Source material section start

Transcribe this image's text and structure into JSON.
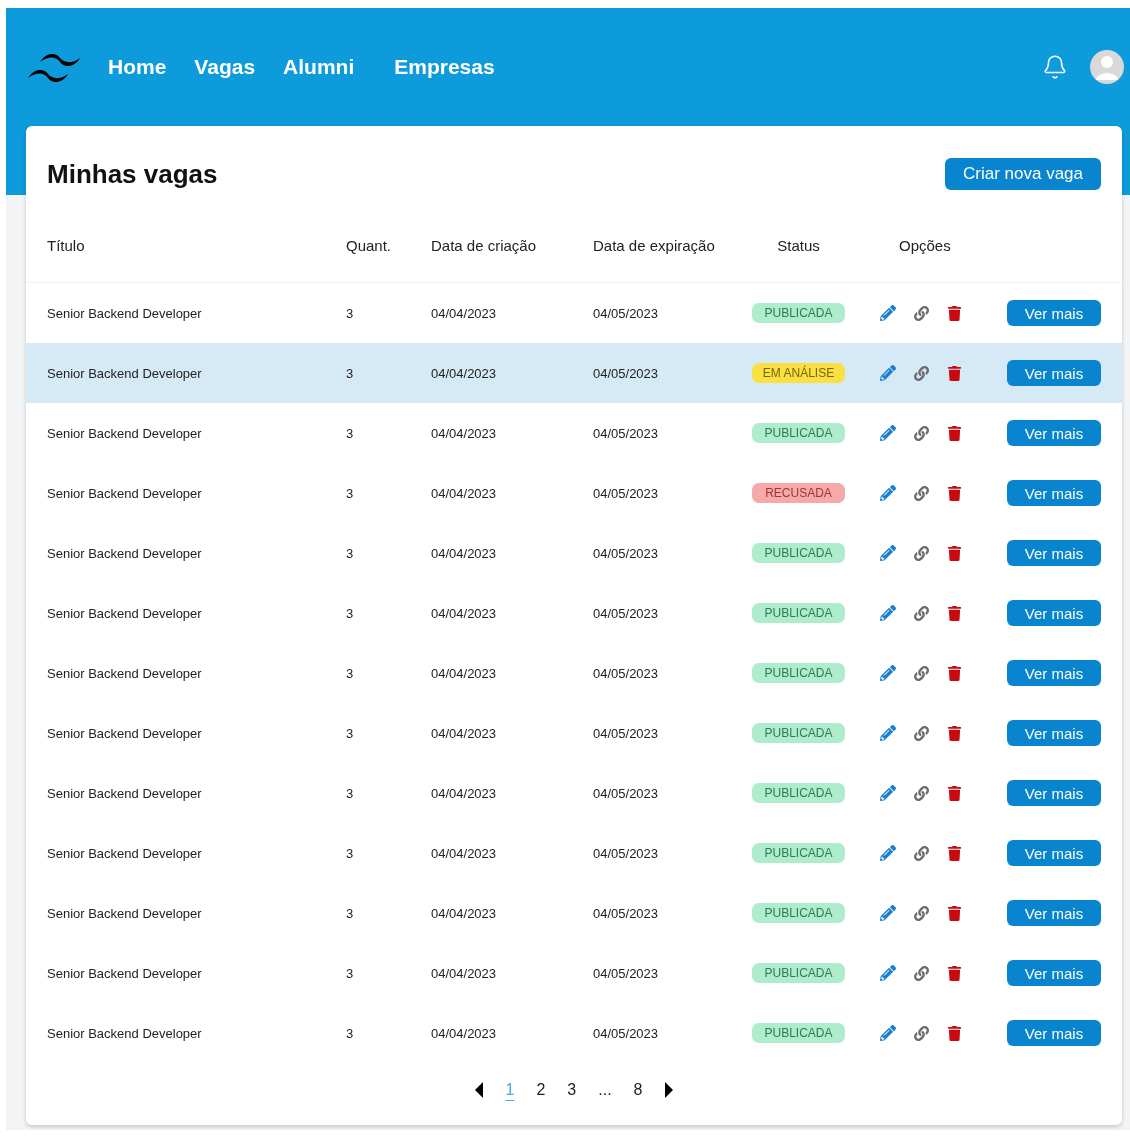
{
  "nav": {
    "links": [
      {
        "label": "Home"
      },
      {
        "label": "Vagas"
      },
      {
        "label": "Alumni"
      },
      {
        "label": "Empresas"
      }
    ]
  },
  "card": {
    "title": "Minhas vagas",
    "create_button": "Criar nova vaga"
  },
  "table": {
    "columns": [
      "Título",
      "Quant.",
      "Data de criação",
      "Data de expiração",
      "Status",
      "Opções"
    ],
    "rows": [
      {
        "title": "Senior Backend Developer",
        "quantity": "3",
        "created": "04/04/2023",
        "expires": "04/05/2023",
        "status": "PUBLICADA",
        "kind": "published",
        "selected": false,
        "action": "Ver mais"
      },
      {
        "title": "Senior Backend Developer",
        "quantity": "3",
        "created": "04/04/2023",
        "expires": "04/05/2023",
        "status": "EM ANÁLISE",
        "kind": "review",
        "selected": true,
        "action": "Ver mais"
      },
      {
        "title": "Senior Backend Developer",
        "quantity": "3",
        "created": "04/04/2023",
        "expires": "04/05/2023",
        "status": "PUBLICADA",
        "kind": "published",
        "selected": false,
        "action": "Ver mais"
      },
      {
        "title": "Senior Backend Developer",
        "quantity": "3",
        "created": "04/04/2023",
        "expires": "04/05/2023",
        "status": "RECUSADA",
        "kind": "refused",
        "selected": false,
        "action": "Ver mais"
      },
      {
        "title": "Senior Backend Developer",
        "quantity": "3",
        "created": "04/04/2023",
        "expires": "04/05/2023",
        "status": "PUBLICADA",
        "kind": "published",
        "selected": false,
        "action": "Ver mais"
      },
      {
        "title": "Senior Backend Developer",
        "quantity": "3",
        "created": "04/04/2023",
        "expires": "04/05/2023",
        "status": "PUBLICADA",
        "kind": "published",
        "selected": false,
        "action": "Ver mais"
      },
      {
        "title": "Senior Backend Developer",
        "quantity": "3",
        "created": "04/04/2023",
        "expires": "04/05/2023",
        "status": "PUBLICADA",
        "kind": "published",
        "selected": false,
        "action": "Ver mais"
      },
      {
        "title": "Senior Backend Developer",
        "quantity": "3",
        "created": "04/04/2023",
        "expires": "04/05/2023",
        "status": "PUBLICADA",
        "kind": "published",
        "selected": false,
        "action": "Ver mais"
      },
      {
        "title": "Senior Backend Developer",
        "quantity": "3",
        "created": "04/04/2023",
        "expires": "04/05/2023",
        "status": "PUBLICADA",
        "kind": "published",
        "selected": false,
        "action": "Ver mais"
      },
      {
        "title": "Senior Backend Developer",
        "quantity": "3",
        "created": "04/04/2023",
        "expires": "04/05/2023",
        "status": "PUBLICADA",
        "kind": "published",
        "selected": false,
        "action": "Ver mais"
      },
      {
        "title": "Senior Backend Developer",
        "quantity": "3",
        "created": "04/04/2023",
        "expires": "04/05/2023",
        "status": "PUBLICADA",
        "kind": "published",
        "selected": false,
        "action": "Ver mais"
      },
      {
        "title": "Senior Backend Developer",
        "quantity": "3",
        "created": "04/04/2023",
        "expires": "04/05/2023",
        "status": "PUBLICADA",
        "kind": "published",
        "selected": false,
        "action": "Ver mais"
      },
      {
        "title": "Senior Backend Developer",
        "quantity": "3",
        "created": "04/04/2023",
        "expires": "04/05/2023",
        "status": "PUBLICADA",
        "kind": "published",
        "selected": false,
        "action": "Ver mais"
      }
    ]
  },
  "pagination": {
    "pages": [
      {
        "label": "1",
        "selected": true
      },
      {
        "label": "2",
        "selected": false
      },
      {
        "label": "3",
        "selected": false
      },
      {
        "label": "...",
        "selected": false
      },
      {
        "label": "8",
        "selected": false
      }
    ]
  }
}
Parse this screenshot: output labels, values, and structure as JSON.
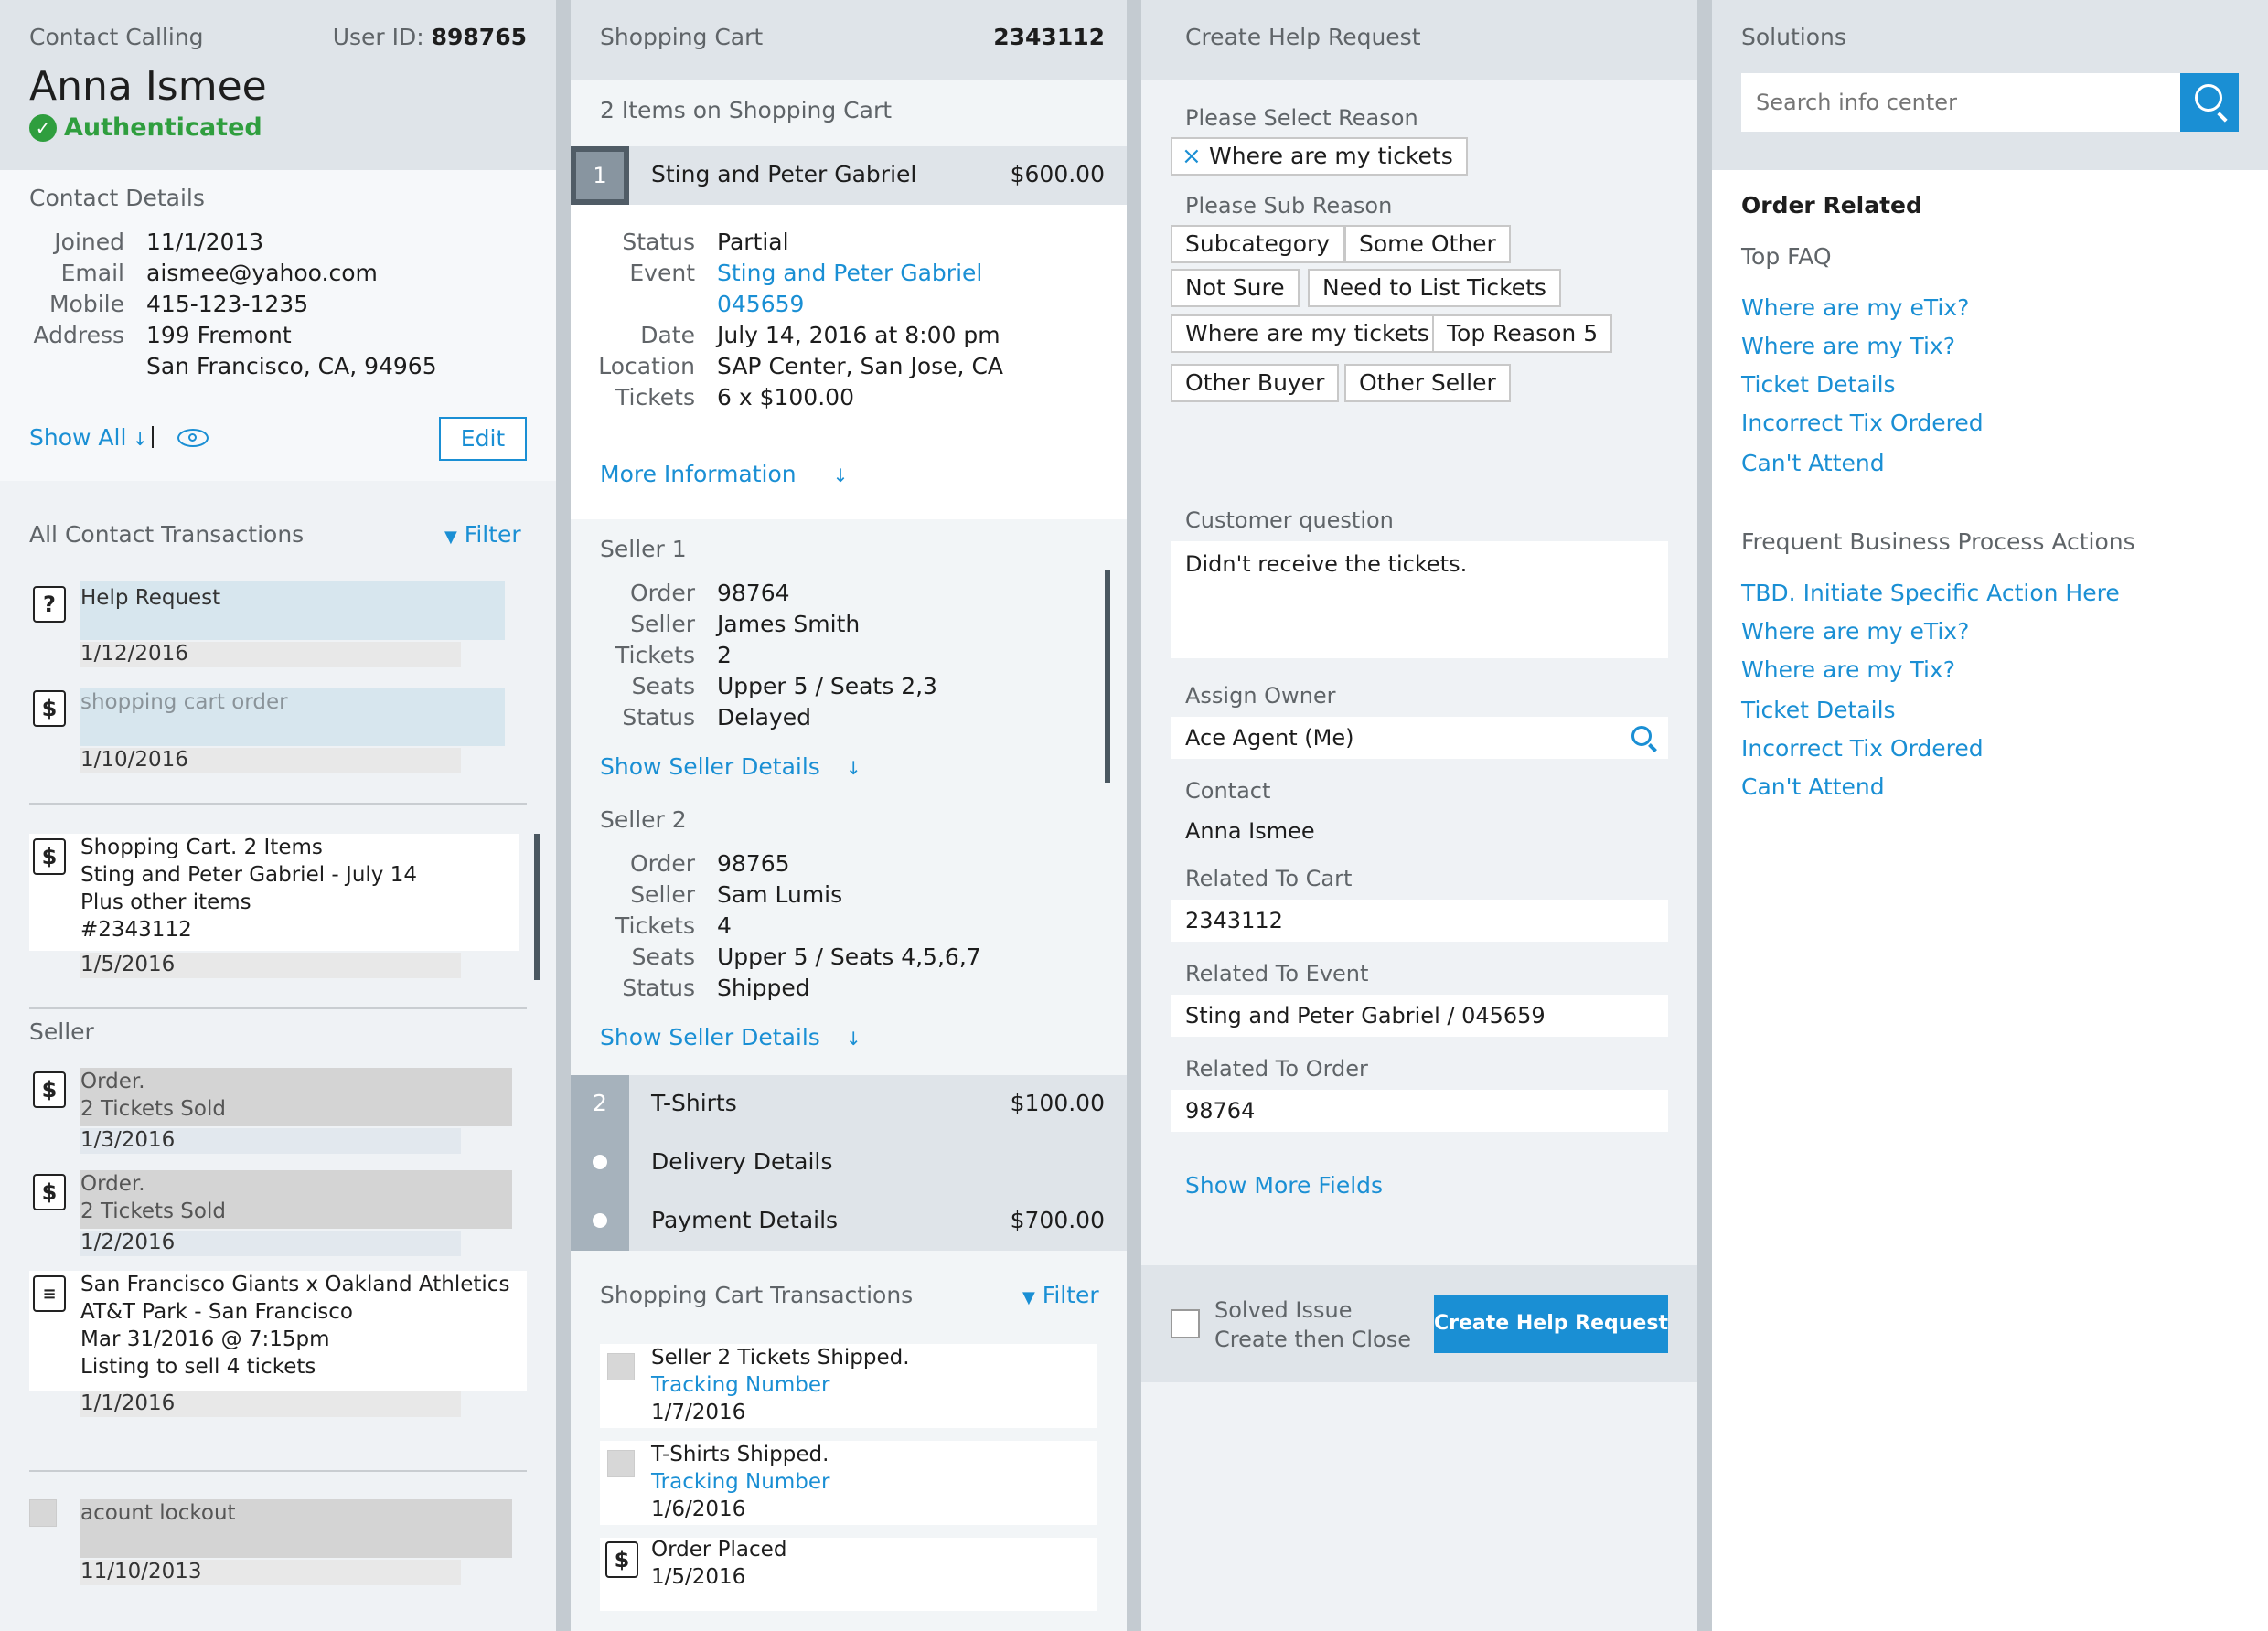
{
  "contact": {
    "title": "Contact Calling",
    "user_id_label": "User ID:",
    "user_id": "898765",
    "name": "Anna Ismee",
    "status": "Authenticated",
    "details_title": "Contact Details",
    "fields": [
      {
        "label": "Joined",
        "value": "11/1/2013"
      },
      {
        "label": "Email",
        "value": "aismee@yahoo.com"
      },
      {
        "label": "Mobile",
        "value": "415-123-1235"
      },
      {
        "label": "Address",
        "value": "199 Fremont"
      }
    ],
    "address_line2": "San Francisco, CA, 94965",
    "show_all": "Show All",
    "edit": "Edit",
    "transactions_title": "All Contact Transactions",
    "filter": "Filter",
    "help_request": "Help Request",
    "help_request_date": "1/12/2016",
    "shopping_cart_order": "shopping cart order",
    "shopping_cart_order_date": "1/10/2016",
    "cart_lines": [
      "Shopping Cart. 2 Items",
      "Sting and Peter Gabriel - July 14",
      "Plus other items",
      "#2343112"
    ],
    "cart_date": "1/5/2016",
    "seller_title": "Seller",
    "order1_lines": [
      "Order.",
      "2 Tickets Sold"
    ],
    "order1_date": "1/3/2016",
    "order2_lines": [
      "Order.",
      "2 Tickets Sold"
    ],
    "order2_date": "1/2/2016",
    "listing_lines": [
      "San Francisco Giants x Oakland Athletics",
      "AT&T Park - San Francisco",
      "Mar 31/2016 @ 7:15pm",
      "Listing to sell 4 tickets"
    ],
    "listing_date": "1/1/2016",
    "lockout": "acount lockout",
    "lockout_date": "11/10/2013"
  },
  "cart": {
    "title": "Shopping Cart",
    "cart_id": "2343112",
    "items_count": "2 Items on Shopping Cart",
    "item1_num": "1",
    "item1_name": "Sting and Peter Gabriel",
    "item1_price": "$600.00",
    "status_label": "Status",
    "status": "Partial",
    "event_label": "Event",
    "event_name": "Sting and Peter Gabriel",
    "event_id": "045659",
    "date_label": "Date",
    "date": "July 14, 2016 at 8:00 pm",
    "location_label": "Location",
    "location": "SAP Center, San Jose, CA",
    "tickets_label": "Tickets",
    "tickets": "6 x $100.00",
    "more_info": "More Information",
    "seller1_title": "Seller 1",
    "seller1": [
      {
        "label": "Order",
        "value": "98764"
      },
      {
        "label": "Seller",
        "value": "James Smith"
      },
      {
        "label": "Tickets",
        "value": "2"
      },
      {
        "label": "Seats",
        "value": "Upper 5 / Seats 2,3"
      },
      {
        "label": "Status",
        "value": "Delayed"
      }
    ],
    "show_seller_details": "Show Seller Details",
    "seller2_title": "Seller 2",
    "seller2": [
      {
        "label": "Order",
        "value": "98765"
      },
      {
        "label": "Seller",
        "value": "Sam Lumis"
      },
      {
        "label": "Tickets",
        "value": "4"
      },
      {
        "label": "Seats",
        "value": "Upper 5 / Seats 4,5,6,7"
      },
      {
        "label": "Status",
        "value": "Shipped"
      }
    ],
    "item2_num": "2",
    "item2_name": "T-Shirts",
    "item2_price": "$100.00",
    "delivery": "Delivery Details",
    "payment": "Payment Details",
    "payment_total": "$700.00",
    "tx_title": "Shopping Cart Transactions",
    "filter": "Filter",
    "tx1_title": "Seller 2 Tickets Shipped.",
    "tx1_link": "Tracking Number",
    "tx1_date": "1/7/2016",
    "tx2_title": "T-Shirts Shipped.",
    "tx2_link": "Tracking Number",
    "tx2_date": "1/6/2016",
    "tx3_title": "Order Placed",
    "tx3_date": "1/5/2016"
  },
  "help": {
    "title": "Create Help Request",
    "reason_label": "Please Select Reason",
    "reason_selected": "Where are my tickets",
    "sub_reason_label": "Please Sub Reason",
    "sub_reasons": [
      "Subcategory",
      "Some Other",
      "Not Sure",
      "Need to List Tickets",
      "Where are my tickets",
      "Top Reason 5",
      "Other Buyer",
      "Other Seller"
    ],
    "question_label": "Customer question",
    "question_value": "Didn't receive the tickets.",
    "owner_label": "Assign Owner",
    "owner_value": "Ace Agent (Me)",
    "contact_label": "Contact",
    "contact_value": "Anna Ismee",
    "cart_label": "Related To Cart",
    "cart_value": "2343112",
    "event_label": "Related To Event",
    "event_value": "Sting and Peter Gabriel / 045659",
    "order_label": "Related To Order",
    "order_value": "98764",
    "show_more": "Show More Fields",
    "solved_line1": "Solved Issue",
    "solved_line2": "Create then Close",
    "create_button": "Create Help Request"
  },
  "solutions": {
    "title": "Solutions",
    "search_placeholder": "Search info center",
    "order_related": "Order Related",
    "top_faq": "Top FAQ",
    "faq_links": [
      "Where are my eTix?",
      "Where are my Tix?",
      "Ticket Details",
      "Incorrect Tix Ordered",
      "Can't Attend"
    ],
    "frequent_title": "Frequent Business Process Actions",
    "action_links": [
      "TBD. Initiate Specific Action Here",
      "Where are my eTix?",
      "Where are my Tix?",
      "Ticket Details",
      "Incorrect Tix Ordered",
      "Can't Attend"
    ]
  },
  "colors": {
    "accent": "#1a8fd4",
    "success": "#2f9e3e",
    "panel_header": "#dde3e8",
    "divider": "#c4cbd1"
  }
}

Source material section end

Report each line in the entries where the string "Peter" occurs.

## Result
      "Sting and Peter Gabriel - July 14",
    "item1_name": "Sting and Peter Gabriel",
    "event_name": "Sting and Peter Gabriel",
    "event_value": "Sting and Peter Gabriel / 045659",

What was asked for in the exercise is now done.